Tuesday, August 19, 2008

A Valuable Window into the Drug Industry's Marketing Tactics

Critics of the pharmaceutical industry have long complained that drug companies resort to unscrupulous tactics to market their wares, handpicking friendly researchers (to whom they pay handsome consulting fees) for clinical trials, ghost-writing the results, and running studies for the express purpose of encouraging the adoption of new drugs. Such studies are known as "seeding" trials, and a new report in the current issue of the Annals of Internal Medicine reveals in disturbing detail how one company -- Merck -- paid for, ran and published such a seeding trial without bothering to tell the so-called authors of the study its true purpose: to encourage the use of Vioxx among primary care physicians. Indeed, as the editorial accompanying the report notes, "...deception is the key to a successful seeding trial. Institutional review boards, whose purpose is to protect humans who participate in research, would probably not likely approve an action that places patients in harms' way in order to influence physicians' prescribing habits."

As the Annals report notes, the seeding trial itself had little scientific merit. At the same time the it was launched, Merck was also starting the VIGOR trial to be the "definitive study of gastrointestinal toxicity." Interestingly enough, both the seeding trial, known as ADVANTAGE, and the VIGOR trial, uncovered the increased cardiac risk for Vioxx compared to naproxen, although as the world now knows, that risk was underestimated when the VIGOR study was first published in the New England Journal of Medicine in 2000.

The true purpose of the ADVANTAGE trial only became apparent because the extensive litigation around Vioxx unearthed internal Merck documents that showed the extent to which its marketing department had planned and run the whole shebang. As this and other cases illustrate, it is very difficult to get an inside view of drug company tactics short of a subpoena or official law enforcement request. Indeed, it took both to pry out of GlaxoSmithKline internal documents that showed the extent to which the pharmaceutical giant had tried to suppress negative results about the safety and effectiveness of its blockbuster antidepressant, Paxil.

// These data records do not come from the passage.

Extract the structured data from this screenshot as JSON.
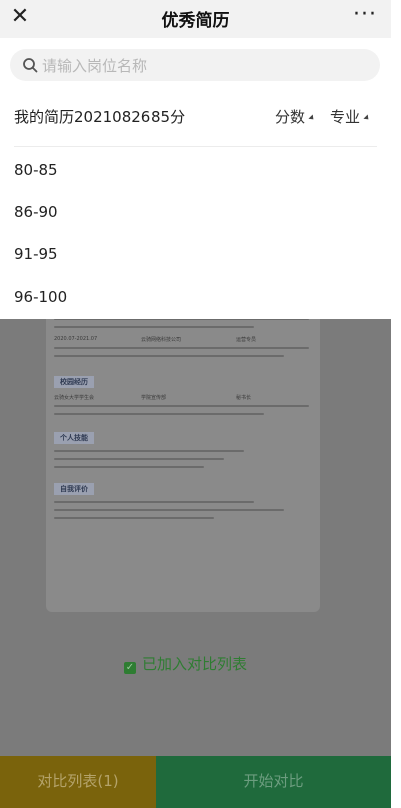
{
  "nav": {
    "title": "优秀简历",
    "close_icon": "close-icon",
    "more_label": "···"
  },
  "search": {
    "placeholder": "请输入岗位名称"
  },
  "resume": {
    "name": "我的简历20210826",
    "score": "85分"
  },
  "sort": {
    "score_label": "分数",
    "major_label": "专业"
  },
  "score_ranges": [
    "80-85",
    "86-90",
    "91-95",
    "96-100"
  ],
  "preview": {
    "section_campus": "校园经历",
    "section_skills": "个人技能",
    "section_eval": "自我评价",
    "job_period": "2020.07-2021.07",
    "company": "云骑网络科技公司",
    "position": "运营专员",
    "school_org": "云骑女大学学生会",
    "dept": "学院宣传部",
    "role": "秘书长"
  },
  "status": {
    "added_label": "已加入对比列表"
  },
  "footer": {
    "compare_list_label": "对比列表(1)",
    "start_label": "开始对比"
  },
  "colors": {
    "accent_green": "#2e7d32",
    "gold": "#7a630c",
    "dark_green": "#1f6a3c"
  }
}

As I reveal in Side Effects: A Prosecutor, a Whistleblower and a Bestselling Antidepressant on Trial, GlaxoSmithKline only gave up these damaging corporate documents after an official request from the New York Attorney General's office and a subpoena from lawyers representing the families of teenagers who killed themselves on Paxil or tried to. The resulting New York AG lawsuit essentially forced GlaxoSmithKline to post the results of all its clinical trials, negative as well as positive, on a publicly available website and led to other reforms as well. Yet such valuable "windows" into the drug industry could be closed if the US Supreme Court allows federal agencies to "pre-empt" state lawsuits against the drug industry. That is something none of us should wish for.

Tuesday, August 12, 2008

A flawed system of drug research, or why new drugs often do more harm than good

The August doldrums have settled in. Pharmalot is on vacation, as are most state and federal legislators. But there's a few items I'd like to take note of, since I too was on vacation when this news broke:

1. Stanford University finally saw the light and removed its chief of psychiatry, Alan Schatzberg, as principal investigator of an NIH study after Sen. Chuck Grassley continued to question Schatzberg's alleged conflicts of interest in the study. As you may recall from my previous blogs, Schatzberg owned $6 million in stock in Corcept at the same time that he was principal investigator of a study examining the effectiveness of Corcept's drug, RU-486, in treating psychotic depression. Grassley, a ranking member of the Senate Finance Committee, charged that Schatzberg failed to fully disclose his financial interests in Corcept to Stanford or the NIH, which is funding the RU-486 study. As Stanford said in its statement to the Senate Finance Committee, "having Dr. Schatzberg as the principle investigator on this grant can create an appearance of conflict of interest." Here's the letter Stanford sent to the NIH notifying them of its long overdue action.

2. Research reported at the annual meeting of the American Sociological Association echoes what I conclude in my book, Side Effects: A Prosecutor, a Whistleblower and a Bestselling Antidepressant on Trial: Americans are often exposed to unacceptable side effects because of flaws in the way new drugs are tested and marketed. Donald Light, a professor of comparative health policy at the University of Medicine and Dentistry of New Jersey, reported that two in every seven new drugs result in side effects serious enough for FDA action after the drugs have been approved, including black box warnings, adverse reaction warnings, or even withdrawal of the drug. Light also contended that drug makers design trials to minimize evidence of toxic side effects. For instance, they sample a healthier population of patients than those who will actually take the drug, excluding people who are older or have multiple health problems, according to GoozNews. Trials are also not run long enough to detect long-term side effects, Light says. In his talk, the sociologist noted that while current system of drug approval allows companies to boast that a drug is safe and effective, in reality, the label should read "apparently safe based on incomplete information..." Light concludes, as Side Effects does, that the FDA's sped-up drug reviews during the '90s and the first part of this century only led to significantly increased black box warnings and drug withdrawals after great harm was done.